#### [Data records for software interfaces]
____

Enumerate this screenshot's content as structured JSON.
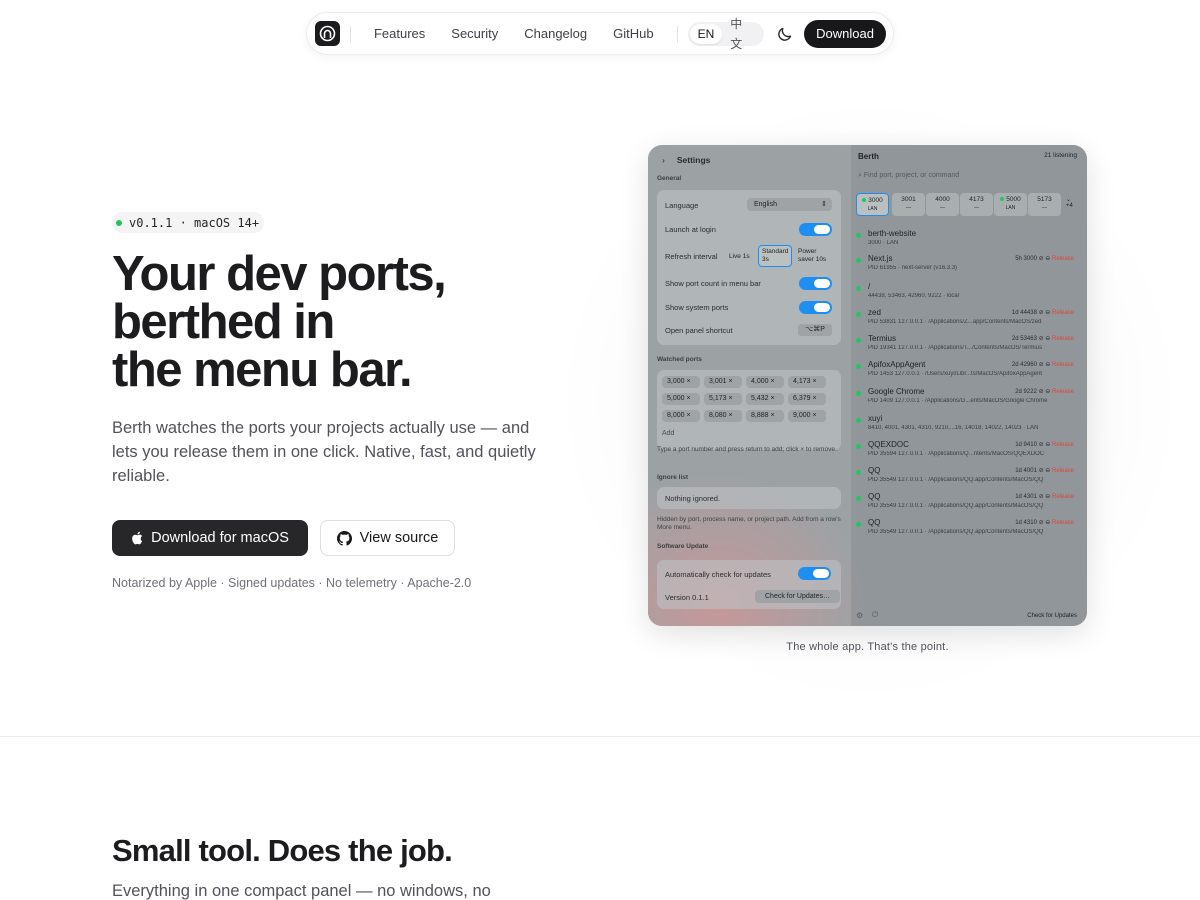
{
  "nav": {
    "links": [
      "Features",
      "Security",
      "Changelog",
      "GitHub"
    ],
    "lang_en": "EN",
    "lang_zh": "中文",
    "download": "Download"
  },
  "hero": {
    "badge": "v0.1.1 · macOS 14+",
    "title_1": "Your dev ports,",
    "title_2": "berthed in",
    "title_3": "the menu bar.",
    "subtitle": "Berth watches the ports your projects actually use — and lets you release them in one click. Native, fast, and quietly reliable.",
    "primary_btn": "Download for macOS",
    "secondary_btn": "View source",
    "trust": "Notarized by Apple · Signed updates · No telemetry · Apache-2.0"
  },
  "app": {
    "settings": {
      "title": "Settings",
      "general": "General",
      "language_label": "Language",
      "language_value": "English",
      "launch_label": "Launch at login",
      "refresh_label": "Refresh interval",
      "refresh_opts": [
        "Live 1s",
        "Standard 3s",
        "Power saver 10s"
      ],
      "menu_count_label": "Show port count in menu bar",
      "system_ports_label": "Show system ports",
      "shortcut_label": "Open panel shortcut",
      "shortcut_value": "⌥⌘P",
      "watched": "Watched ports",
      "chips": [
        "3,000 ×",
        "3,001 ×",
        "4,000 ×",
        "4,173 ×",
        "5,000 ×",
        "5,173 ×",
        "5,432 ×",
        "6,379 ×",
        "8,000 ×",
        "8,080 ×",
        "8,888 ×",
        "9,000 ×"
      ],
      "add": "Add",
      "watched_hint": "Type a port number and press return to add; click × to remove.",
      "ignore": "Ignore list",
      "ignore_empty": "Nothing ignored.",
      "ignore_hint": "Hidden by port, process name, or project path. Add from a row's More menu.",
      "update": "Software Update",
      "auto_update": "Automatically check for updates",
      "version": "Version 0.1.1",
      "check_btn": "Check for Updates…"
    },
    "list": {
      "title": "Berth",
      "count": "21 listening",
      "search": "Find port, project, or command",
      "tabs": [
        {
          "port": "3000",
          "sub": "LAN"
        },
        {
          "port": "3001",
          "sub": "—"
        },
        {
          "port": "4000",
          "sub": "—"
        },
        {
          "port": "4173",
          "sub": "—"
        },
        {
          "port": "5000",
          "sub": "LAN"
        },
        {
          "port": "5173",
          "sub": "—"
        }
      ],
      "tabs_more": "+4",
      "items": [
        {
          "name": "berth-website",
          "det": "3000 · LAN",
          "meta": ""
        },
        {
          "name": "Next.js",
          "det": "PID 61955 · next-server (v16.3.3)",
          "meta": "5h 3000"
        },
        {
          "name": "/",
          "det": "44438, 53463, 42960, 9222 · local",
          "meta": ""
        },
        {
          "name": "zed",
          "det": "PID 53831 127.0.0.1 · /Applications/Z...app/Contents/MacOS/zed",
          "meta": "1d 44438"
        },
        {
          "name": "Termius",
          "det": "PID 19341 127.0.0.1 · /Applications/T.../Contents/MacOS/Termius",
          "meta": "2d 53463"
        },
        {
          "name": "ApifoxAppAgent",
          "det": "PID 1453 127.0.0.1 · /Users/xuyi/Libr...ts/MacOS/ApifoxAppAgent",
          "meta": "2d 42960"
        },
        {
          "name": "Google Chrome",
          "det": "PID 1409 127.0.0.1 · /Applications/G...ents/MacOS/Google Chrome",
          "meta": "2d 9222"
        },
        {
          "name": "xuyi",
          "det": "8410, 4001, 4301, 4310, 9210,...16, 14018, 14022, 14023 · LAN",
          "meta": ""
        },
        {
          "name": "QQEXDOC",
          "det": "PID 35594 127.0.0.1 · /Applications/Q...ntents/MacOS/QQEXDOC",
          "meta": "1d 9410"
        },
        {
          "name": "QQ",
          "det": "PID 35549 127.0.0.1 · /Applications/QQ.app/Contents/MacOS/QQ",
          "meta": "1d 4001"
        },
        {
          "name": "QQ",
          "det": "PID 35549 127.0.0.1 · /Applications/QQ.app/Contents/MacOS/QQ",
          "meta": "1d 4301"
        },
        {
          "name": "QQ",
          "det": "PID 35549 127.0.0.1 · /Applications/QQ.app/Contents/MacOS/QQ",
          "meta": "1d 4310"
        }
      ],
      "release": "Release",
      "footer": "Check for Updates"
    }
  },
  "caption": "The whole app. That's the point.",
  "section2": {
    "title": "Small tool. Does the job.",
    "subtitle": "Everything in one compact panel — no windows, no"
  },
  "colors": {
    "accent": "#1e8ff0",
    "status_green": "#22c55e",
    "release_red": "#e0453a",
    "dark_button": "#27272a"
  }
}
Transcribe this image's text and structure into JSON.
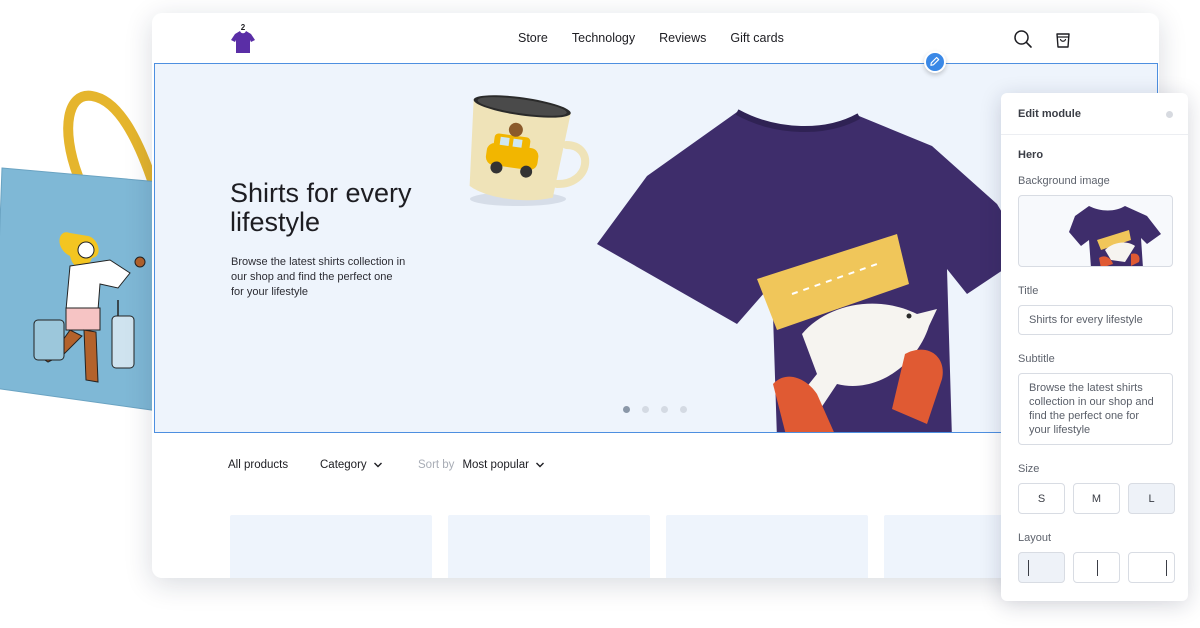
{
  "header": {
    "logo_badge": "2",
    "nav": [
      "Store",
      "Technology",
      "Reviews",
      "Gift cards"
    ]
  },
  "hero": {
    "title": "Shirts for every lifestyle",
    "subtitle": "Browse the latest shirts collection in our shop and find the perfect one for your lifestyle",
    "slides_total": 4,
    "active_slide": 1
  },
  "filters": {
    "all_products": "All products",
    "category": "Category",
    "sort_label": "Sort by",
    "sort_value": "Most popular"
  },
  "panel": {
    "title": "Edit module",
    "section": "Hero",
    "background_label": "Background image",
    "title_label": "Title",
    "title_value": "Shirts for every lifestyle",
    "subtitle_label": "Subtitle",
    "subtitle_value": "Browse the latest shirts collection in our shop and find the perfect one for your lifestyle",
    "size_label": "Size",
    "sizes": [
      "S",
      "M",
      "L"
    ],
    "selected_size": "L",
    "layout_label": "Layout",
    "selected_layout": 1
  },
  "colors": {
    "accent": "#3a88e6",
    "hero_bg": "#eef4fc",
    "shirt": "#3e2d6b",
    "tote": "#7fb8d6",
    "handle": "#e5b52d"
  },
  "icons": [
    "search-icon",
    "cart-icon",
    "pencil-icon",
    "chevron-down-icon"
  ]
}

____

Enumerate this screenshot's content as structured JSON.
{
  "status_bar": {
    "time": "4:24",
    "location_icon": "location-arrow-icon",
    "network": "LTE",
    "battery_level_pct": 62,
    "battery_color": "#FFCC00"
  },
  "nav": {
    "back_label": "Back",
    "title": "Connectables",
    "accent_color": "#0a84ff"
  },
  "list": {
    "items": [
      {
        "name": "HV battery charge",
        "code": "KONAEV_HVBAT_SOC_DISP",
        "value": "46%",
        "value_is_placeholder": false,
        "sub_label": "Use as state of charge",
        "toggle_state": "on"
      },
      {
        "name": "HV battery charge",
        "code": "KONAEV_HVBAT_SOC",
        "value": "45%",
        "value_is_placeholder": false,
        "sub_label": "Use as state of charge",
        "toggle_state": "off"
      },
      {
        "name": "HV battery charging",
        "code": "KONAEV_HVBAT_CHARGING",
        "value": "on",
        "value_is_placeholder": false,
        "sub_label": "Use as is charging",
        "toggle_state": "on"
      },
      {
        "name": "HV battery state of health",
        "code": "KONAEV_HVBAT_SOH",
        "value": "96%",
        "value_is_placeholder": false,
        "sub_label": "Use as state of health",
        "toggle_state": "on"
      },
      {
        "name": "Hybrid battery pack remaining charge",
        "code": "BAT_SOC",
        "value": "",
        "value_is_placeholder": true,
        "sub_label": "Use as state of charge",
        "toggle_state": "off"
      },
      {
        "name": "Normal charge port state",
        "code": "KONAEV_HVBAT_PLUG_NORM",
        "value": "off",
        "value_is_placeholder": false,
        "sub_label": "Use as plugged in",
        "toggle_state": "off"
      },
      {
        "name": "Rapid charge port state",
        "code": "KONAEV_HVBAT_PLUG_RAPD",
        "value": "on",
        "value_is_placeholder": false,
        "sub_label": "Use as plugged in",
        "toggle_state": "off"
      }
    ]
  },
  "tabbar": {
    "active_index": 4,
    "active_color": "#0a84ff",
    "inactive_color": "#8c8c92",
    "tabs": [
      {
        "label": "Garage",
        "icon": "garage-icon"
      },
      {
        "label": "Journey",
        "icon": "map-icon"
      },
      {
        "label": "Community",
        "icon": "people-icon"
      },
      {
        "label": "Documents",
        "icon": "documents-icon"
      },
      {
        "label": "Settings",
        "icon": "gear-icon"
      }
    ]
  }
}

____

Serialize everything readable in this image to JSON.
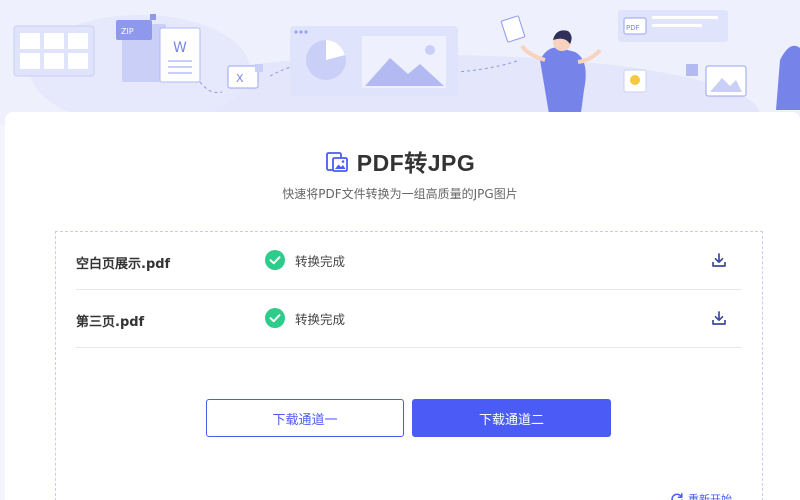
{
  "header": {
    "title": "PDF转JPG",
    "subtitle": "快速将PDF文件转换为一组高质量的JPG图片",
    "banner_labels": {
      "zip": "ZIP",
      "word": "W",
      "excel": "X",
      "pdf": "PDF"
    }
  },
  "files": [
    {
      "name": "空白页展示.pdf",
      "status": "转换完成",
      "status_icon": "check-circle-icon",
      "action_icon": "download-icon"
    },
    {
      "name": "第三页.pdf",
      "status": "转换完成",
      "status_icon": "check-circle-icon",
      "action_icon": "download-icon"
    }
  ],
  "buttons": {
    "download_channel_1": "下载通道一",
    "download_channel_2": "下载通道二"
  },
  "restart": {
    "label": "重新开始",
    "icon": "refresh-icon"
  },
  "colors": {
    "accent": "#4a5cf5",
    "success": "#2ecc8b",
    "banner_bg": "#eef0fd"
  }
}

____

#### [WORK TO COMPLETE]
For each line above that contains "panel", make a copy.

#### [ANSWER FOR THIS EXERCISE]
      "shortcut_label": "Open panel shortcut",
    "subtitle": "Everything in one compact panel — no windows, no"
  "panel": {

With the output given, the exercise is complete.